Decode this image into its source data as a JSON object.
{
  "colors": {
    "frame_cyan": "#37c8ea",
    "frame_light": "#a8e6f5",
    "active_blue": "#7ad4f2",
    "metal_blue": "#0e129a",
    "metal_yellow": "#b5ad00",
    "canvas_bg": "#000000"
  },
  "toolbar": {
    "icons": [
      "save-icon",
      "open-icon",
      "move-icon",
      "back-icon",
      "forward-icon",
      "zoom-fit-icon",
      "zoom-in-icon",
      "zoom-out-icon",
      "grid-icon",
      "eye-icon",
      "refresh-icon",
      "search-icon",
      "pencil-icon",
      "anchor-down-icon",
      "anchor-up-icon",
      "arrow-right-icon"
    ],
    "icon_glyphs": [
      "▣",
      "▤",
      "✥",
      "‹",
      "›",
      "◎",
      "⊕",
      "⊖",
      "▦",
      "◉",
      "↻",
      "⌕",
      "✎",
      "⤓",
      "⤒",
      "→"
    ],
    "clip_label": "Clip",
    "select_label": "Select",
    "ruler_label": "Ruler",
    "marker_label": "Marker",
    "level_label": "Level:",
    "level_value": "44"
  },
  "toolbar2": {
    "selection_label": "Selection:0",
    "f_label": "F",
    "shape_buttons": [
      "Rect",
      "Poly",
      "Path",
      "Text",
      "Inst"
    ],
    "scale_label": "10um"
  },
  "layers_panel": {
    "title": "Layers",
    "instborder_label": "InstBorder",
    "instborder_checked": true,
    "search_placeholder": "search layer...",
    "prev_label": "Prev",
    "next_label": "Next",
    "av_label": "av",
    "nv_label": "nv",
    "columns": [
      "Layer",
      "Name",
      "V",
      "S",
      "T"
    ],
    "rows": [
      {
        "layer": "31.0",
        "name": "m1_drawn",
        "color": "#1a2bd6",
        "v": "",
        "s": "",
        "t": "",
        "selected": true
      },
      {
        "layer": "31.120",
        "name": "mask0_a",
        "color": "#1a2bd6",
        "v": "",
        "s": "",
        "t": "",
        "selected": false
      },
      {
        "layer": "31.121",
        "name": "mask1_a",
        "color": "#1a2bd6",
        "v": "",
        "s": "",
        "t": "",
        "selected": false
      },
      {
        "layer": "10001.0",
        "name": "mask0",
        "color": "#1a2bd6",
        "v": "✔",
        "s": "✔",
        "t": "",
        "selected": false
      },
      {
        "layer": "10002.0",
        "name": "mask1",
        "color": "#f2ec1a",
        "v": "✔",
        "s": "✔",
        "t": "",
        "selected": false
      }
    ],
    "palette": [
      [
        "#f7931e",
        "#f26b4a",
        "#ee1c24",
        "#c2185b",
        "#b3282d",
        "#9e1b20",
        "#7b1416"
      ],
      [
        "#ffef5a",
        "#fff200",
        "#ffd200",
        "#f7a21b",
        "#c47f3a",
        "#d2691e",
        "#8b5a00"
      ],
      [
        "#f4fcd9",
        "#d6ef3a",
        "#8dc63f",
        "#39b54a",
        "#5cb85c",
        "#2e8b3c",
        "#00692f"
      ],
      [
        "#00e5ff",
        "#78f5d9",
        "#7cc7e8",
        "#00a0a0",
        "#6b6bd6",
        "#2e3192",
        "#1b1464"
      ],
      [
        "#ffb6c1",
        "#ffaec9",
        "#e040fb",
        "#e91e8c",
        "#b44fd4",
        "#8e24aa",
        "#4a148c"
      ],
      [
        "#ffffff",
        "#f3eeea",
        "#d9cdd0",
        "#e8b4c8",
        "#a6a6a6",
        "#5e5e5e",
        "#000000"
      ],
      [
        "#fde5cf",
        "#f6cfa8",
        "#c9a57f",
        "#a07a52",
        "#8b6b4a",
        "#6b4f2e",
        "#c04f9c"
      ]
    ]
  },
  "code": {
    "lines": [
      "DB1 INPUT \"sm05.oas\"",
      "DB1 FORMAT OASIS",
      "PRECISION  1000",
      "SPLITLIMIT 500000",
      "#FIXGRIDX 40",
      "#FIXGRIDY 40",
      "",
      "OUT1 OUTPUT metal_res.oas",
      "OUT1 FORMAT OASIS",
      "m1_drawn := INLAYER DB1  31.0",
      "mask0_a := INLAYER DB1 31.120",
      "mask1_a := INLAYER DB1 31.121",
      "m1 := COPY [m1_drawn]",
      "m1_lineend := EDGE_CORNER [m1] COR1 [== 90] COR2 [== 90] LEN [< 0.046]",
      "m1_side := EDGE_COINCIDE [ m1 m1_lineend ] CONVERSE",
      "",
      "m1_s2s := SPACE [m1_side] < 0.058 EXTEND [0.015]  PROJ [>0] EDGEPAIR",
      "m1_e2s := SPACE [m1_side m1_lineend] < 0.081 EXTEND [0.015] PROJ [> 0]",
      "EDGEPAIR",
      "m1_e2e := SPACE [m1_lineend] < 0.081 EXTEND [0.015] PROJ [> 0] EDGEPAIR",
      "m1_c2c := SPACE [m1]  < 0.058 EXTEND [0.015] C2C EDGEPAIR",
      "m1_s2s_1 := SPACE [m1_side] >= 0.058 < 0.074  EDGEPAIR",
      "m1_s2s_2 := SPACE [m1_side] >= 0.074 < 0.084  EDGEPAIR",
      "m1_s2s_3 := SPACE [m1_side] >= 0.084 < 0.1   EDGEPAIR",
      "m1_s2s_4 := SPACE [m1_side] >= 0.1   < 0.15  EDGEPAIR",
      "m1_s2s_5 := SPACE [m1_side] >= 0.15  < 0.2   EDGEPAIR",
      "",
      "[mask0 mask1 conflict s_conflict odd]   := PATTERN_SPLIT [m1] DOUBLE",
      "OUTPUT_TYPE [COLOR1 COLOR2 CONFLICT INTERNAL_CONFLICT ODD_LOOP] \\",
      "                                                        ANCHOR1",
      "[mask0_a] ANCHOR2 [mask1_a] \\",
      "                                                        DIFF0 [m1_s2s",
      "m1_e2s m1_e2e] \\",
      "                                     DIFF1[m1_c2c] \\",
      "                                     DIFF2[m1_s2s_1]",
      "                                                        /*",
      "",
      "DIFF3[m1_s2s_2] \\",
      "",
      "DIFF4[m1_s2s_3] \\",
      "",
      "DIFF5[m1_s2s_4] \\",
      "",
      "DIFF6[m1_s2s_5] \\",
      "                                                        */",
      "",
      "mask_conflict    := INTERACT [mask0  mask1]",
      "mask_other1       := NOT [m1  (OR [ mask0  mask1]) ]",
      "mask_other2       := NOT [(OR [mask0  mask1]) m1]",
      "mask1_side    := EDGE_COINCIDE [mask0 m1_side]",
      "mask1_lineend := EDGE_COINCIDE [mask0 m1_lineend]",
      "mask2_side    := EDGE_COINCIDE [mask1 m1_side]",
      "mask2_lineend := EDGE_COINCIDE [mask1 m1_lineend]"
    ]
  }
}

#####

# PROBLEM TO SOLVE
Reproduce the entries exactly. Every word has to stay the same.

# YOUR SOLUTION
Decode this image into its source data as a JSON object.
{
  "colors": {
    "frame_cyan": "#37c8ea",
    "frame_light": "#a8e6f5",
    "active_blue": "#7ad4f2",
    "metal_blue": "#0e129a",
    "metal_yellow": "#b5ad00",
    "canvas_bg": "#000000"
  },
  "toolbar": {
    "icons": [
      "save-icon",
      "open-icon",
      "move-icon",
      "back-icon",
      "forward-icon",
      "zoom-fit-icon",
      "zoom-in-icon",
      "zoom-out-icon",
      "grid-icon",
      "eye-icon",
      "refresh-icon",
      "search-icon",
      "pencil-icon",
      "anchor-down-icon",
      "anchor-up-icon",
      "arrow-right-icon"
    ],
    "icon_glyphs": [
      "▣",
      "▤",
      "✥",
      "‹",
      "›",
      "◎",
      "⊕",
      "⊖",
      "▦",
      "◉",
      "↻",
      "⌕",
      "✎",
      "⤓",
      "⤒",
      "→"
    ],
    "clip_label": "Clip",
    "select_label": "Select",
    "ruler_label": "Ruler",
    "marker_label": "Marker",
    "level_label": "Level:",
    "level_value": "44"
  },
  "toolbar2": {
    "selection_label": "Selection:0",
    "f_label": "F",
    "shape_buttons": [
      "Rect",
      "Poly",
      "Path",
      "Text",
      "Inst"
    ],
    "scale_label": "10um"
  },
  "layers_panel": {
    "title": "Layers",
    "instborder_label": "InstBorder",
    "instborder_checked": true,
    "search_placeholder": "search layer...",
    "prev_label": "Prev",
    "next_label": "Next",
    "av_label": "av",
    "nv_label": "nv",
    "columns": [
      "Layer",
      "Name",
      "V",
      "S",
      "T"
    ],
    "rows": [
      {
        "layer": "31.0",
        "name": "m1_drawn",
        "color": "#1a2bd6",
        "v": "",
        "s": "",
        "t": "",
        "selected": true
      },
      {
        "layer": "31.120",
        "name": "mask0_a",
        "color": "#1a2bd6",
        "v": "",
        "s": "",
        "t": "",
        "selected": false
      },
      {
        "layer": "31.121",
        "name": "mask1_a",
        "color": "#1a2bd6",
        "v": "",
        "s": "",
        "t": "",
        "selected": false
      },
      {
        "layer": "10001.0",
        "name": "mask0",
        "color": "#1a2bd6",
        "v": "✔",
        "s": "✔",
        "t": "",
        "selected": false
      },
      {
        "layer": "10002.0",
        "name": "mask1",
        "color": "#f2ec1a",
        "v": "✔",
        "s": "✔",
        "t": "",
        "selected": false
      }
    ],
    "palette": [
      [
        "#f7931e",
        "#f26b4a",
        "#ee1c24",
        "#c2185b",
        "#b3282d",
        "#9e1b20",
        "#7b1416"
      ],
      [
        "#ffef5a",
        "#fff200",
        "#ffd200",
        "#f7a21b",
        "#c47f3a",
        "#d2691e",
        "#8b5a00"
      ],
      [
        "#f4fcd9",
        "#d6ef3a",
        "#8dc63f",
        "#39b54a",
        "#5cb85c",
        "#2e8b3c",
        "#00692f"
      ],
      [
        "#00e5ff",
        "#78f5d9",
        "#7cc7e8",
        "#00a0a0",
        "#6b6bd6",
        "#2e3192",
        "#1b1464"
      ],
      [
        "#ffb6c1",
        "#ffaec9",
        "#e040fb",
        "#e91e8c",
        "#b44fd4",
        "#8e24aa",
        "#4a148c"
      ],
      [
        "#ffffff",
        "#f3eeea",
        "#d9cdd0",
        "#e8b4c8",
        "#a6a6a6",
        "#5e5e5e",
        "#000000"
      ],
      [
        "#fde5cf",
        "#f6cfa8",
        "#c9a57f",
        "#a07a52",
        "#8b6b4a",
        "#6b4f2e",
        "#c04f9c"
      ]
    ]
  },
  "code": {
    "lines": [
      "DB1 INPUT \"sm05.oas\"",
      "DB1 FORMAT OASIS",
      "PRECISION  1000",
      "SPLITLIMIT 500000",
      "#FIXGRIDX 40",
      "#FIXGRIDY 40",
      "",
      "OUT1 OUTPUT metal_res.oas",
      "OUT1 FORMAT OASIS",
      "m1_drawn := INLAYER DB1  31.0",
      "mask0_a := INLAYER DB1 31.120",
      "mask1_a := INLAYER DB1 31.121",
      "m1 := COPY [m1_drawn]",
      "m1_lineend := EDGE_CORNER [m1] COR1 [== 90] COR2 [== 90] LEN [< 0.046]",
      "m1_side := EDGE_COINCIDE [ m1 m1_lineend ] CONVERSE",
      "",
      "m1_s2s := SPACE [m1_side] < 0.058 EXTEND [0.015]  PROJ [>0] EDGEPAIR",
      "m1_e2s := SPACE [m1_side m1_lineend] < 0.081 EXTEND [0.015] PROJ [> 0]",
      "EDGEPAIR",
      "m1_e2e := SPACE [m1_lineend] < 0.081 EXTEND [0.015] PROJ [> 0] EDGEPAIR",
      "m1_c2c := SPACE [m1]  < 0.058 EXTEND [0.015] C2C EDGEPAIR",
      "m1_s2s_1 := SPACE [m1_side] >= 0.058 < 0.074  EDGEPAIR",
      "m1_s2s_2 := SPACE [m1_side] >= 0.074 < 0.084  EDGEPAIR",
      "m1_s2s_3 := SPACE [m1_side] >= 0.084 < 0.1   EDGEPAIR",
      "m1_s2s_4 := SPACE [m1_side] >= 0.1   < 0.15  EDGEPAIR",
      "m1_s2s_5 := SPACE [m1_side] >= 0.15  < 0.2   EDGEPAIR",
      "",
      "[mask0 mask1 conflict s_conflict odd]   := PATTERN_SPLIT [m1] DOUBLE",
      "OUTPUT_TYPE [COLOR1 COLOR2 CONFLICT INTERNAL_CONFLICT ODD_LOOP] \\",
      "                                                        ANCHOR1",
      "[mask0_a] ANCHOR2 [mask1_a] \\",
      "                                                        DIFF0 [m1_s2s",
      "m1_e2s m1_e2e] \\",
      "                                     DIFF1[m1_c2c] \\",
      "                                     DIFF2[m1_s2s_1]",
      "                                                        /*",
      "",
      "DIFF3[m1_s2s_2] \\",
      "",
      "DIFF4[m1_s2s_3] \\",
      "",
      "DIFF5[m1_s2s_4] \\",
      "",
      "DIFF6[m1_s2s_5] \\",
      "                                                        */",
      "",
      "mask_conflict    := INTERACT [mask0  mask1]",
      "mask_other1       := NOT [m1  (OR [ mask0  mask1]) ]",
      "mask_other2       := NOT [(OR [mask0  mask1]) m1]",
      "mask1_side    := EDGE_COINCIDE [mask0 m1_side]",
      "mask1_lineend := EDGE_COINCIDE [mask0 m1_lineend]",
      "mask2_side    := EDGE_COINCIDE [mask1 m1_side]",
      "mask2_lineend := EDGE_COINCIDE [mask1 m1_lineend]"
    ]
  }
}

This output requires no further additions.